The lights came up on choreographer Claire Jacob-Zysman’s First Friday dance performance with “birth to a dancing star.” That’s apropos, as Jacob-Zysman is locally known as a dancing star with the Ellen Sinopoli Dance Company.
But this sweet and solemn dancer holds aspirations beyond the spotlight. She is setting out with her own ensemble, Claire Jacob-Zysman and Dancers.
The troupe, performing in the friendly Westminster Presbyterian Church, however, is not wholly her own. The group consists completely of Sinopoli dancers. At first glance, one would be certain this was a Sinopoli production, but borrowing these dancers made perfect sense for Jacob-Zysman — they share an artistic sensibility and companionship that would, hopefully, enhance her budding vision.
And judging by the works shown — four in all, with one fanciful improvisation — much of Jacob-Zysman’s aesthetic has yet to fully form. The ideas were there, but she skittered around their rims.
Consider the first work, “birth to a dancing star.” Based on a Nietzsche quote, “One must have chaos in oneself to be able to give birth to a dancing star … You still have chaos in yourself,” the dance that Jacob-Zysman created was a well-defined world in which a runner bound two others within their tumult. Jacob-Zysman, Sara Senecal and Laura Teeter took turns as runners and souls reaching out, shaking and trying to cast off something within.
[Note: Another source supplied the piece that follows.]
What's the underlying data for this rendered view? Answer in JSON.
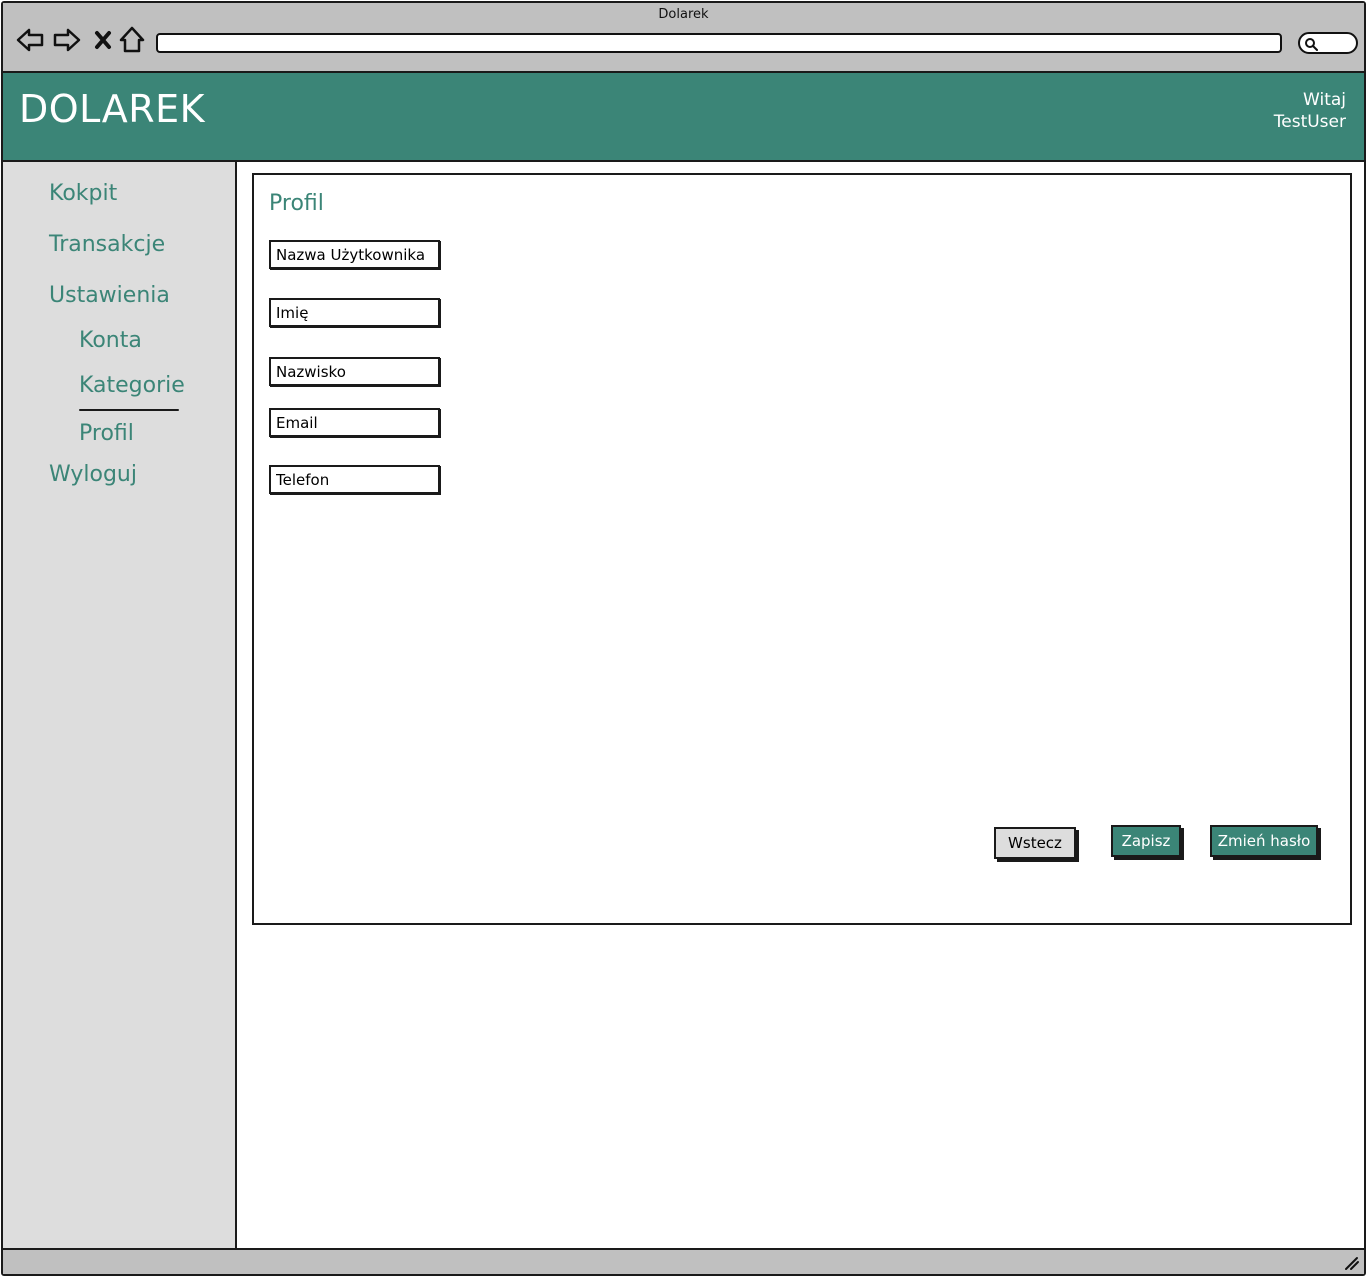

The problem was that something was too ill-defined for the audience to be swept up into the nebulous trial.
“Birth to a dancing star” should be part of a larger work that probes deeper.
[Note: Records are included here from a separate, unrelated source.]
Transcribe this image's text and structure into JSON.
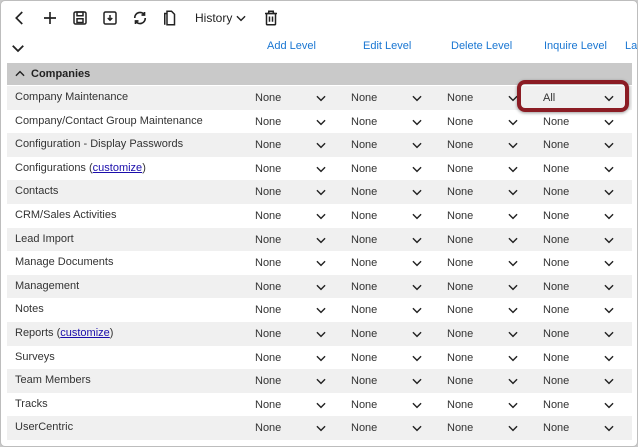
{
  "toolbar": {
    "icons": [
      "back-icon",
      "add-icon",
      "save-icon",
      "save-and-close-icon",
      "refresh-icon",
      "copy-icon"
    ],
    "history_label": "History",
    "delete_icon": "trash-icon"
  },
  "columns": {
    "add": "Add Level",
    "edit": "Edit Level",
    "delete": "Delete Level",
    "inquire": "Inquire Level",
    "next": "La"
  },
  "group": {
    "label": "Companies"
  },
  "rows": [
    {
      "label": "Company Maintenance",
      "link": "",
      "add": "None",
      "edit": "None",
      "delete": "None",
      "inquire": "All"
    },
    {
      "label": "Company/Contact Group Maintenance",
      "link": "",
      "add": "None",
      "edit": "None",
      "delete": "None",
      "inquire": "None"
    },
    {
      "label": "Configuration - Display Passwords",
      "link": "",
      "add": "None",
      "edit": "None",
      "delete": "None",
      "inquire": "None"
    },
    {
      "label": "Configurations (",
      "link": "customize",
      "suffix": ")",
      "add": "None",
      "edit": "None",
      "delete": "None",
      "inquire": "None"
    },
    {
      "label": "Contacts",
      "link": "",
      "add": "None",
      "edit": "None",
      "delete": "None",
      "inquire": "None"
    },
    {
      "label": "CRM/Sales Activities",
      "link": "",
      "add": "None",
      "edit": "None",
      "delete": "None",
      "inquire": "None"
    },
    {
      "label": "Lead Import",
      "link": "",
      "add": "None",
      "edit": "None",
      "delete": "None",
      "inquire": "None"
    },
    {
      "label": "Manage Documents",
      "link": "",
      "add": "None",
      "edit": "None",
      "delete": "None",
      "inquire": "None"
    },
    {
      "label": "Management",
      "link": "",
      "add": "None",
      "edit": "None",
      "delete": "None",
      "inquire": "None"
    },
    {
      "label": "Notes",
      "link": "",
      "add": "None",
      "edit": "None",
      "delete": "None",
      "inquire": "None"
    },
    {
      "label": "Reports (",
      "link": "customize",
      "suffix": ")",
      "add": "None",
      "edit": "None",
      "delete": "None",
      "inquire": "None"
    },
    {
      "label": "Surveys",
      "link": "",
      "add": "None",
      "edit": "None",
      "delete": "None",
      "inquire": "None"
    },
    {
      "label": "Team Members",
      "link": "",
      "add": "None",
      "edit": "None",
      "delete": "None",
      "inquire": "None"
    },
    {
      "label": "Tracks",
      "link": "",
      "add": "None",
      "edit": "None",
      "delete": "None",
      "inquire": "None"
    },
    {
      "label": "UserCentric",
      "link": "",
      "add": "None",
      "edit": "None",
      "delete": "None",
      "inquire": "None"
    }
  ],
  "colors": {
    "header_link": "#1976d2",
    "highlight": "#8b1c24",
    "group_bg": "#c9c9c9"
  }
}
The same could be said for “Vessels,” performed by Melissa George, Andre Robles, Senecal and Teeter. Again, a quote was the catalyst, and again, it felt obscure, and the chance for an audience-performer connection was missed.
Happily, the second half of the show demonstrated Jacob-Zysman does choreograph works that touch hearts and minds. This was best shown in “When she sings, I can feel her breath.” For four women, this was a suite of clearly drawn characters who transported audiences into the emotional landscape. Marie Klaiber was the elegant socialite/vixen; Jacob-Zysman was the spiritual sage who envisions death; and the always-gratifying Teeter was the playful youth.
Senecal, who often appears efficient and dispassionate, surprised with her honest portrayal of a tormented creature. Her performance, as she staggered and twisted, was memorable and affecting.
Finally, “Refract,” with George and Robles, could have been equally enjoyable. The costumes (especially Robles wearing of a woman’s top) were distracting and unattractive and the dancers looked ill-prepared, especially in the lifts.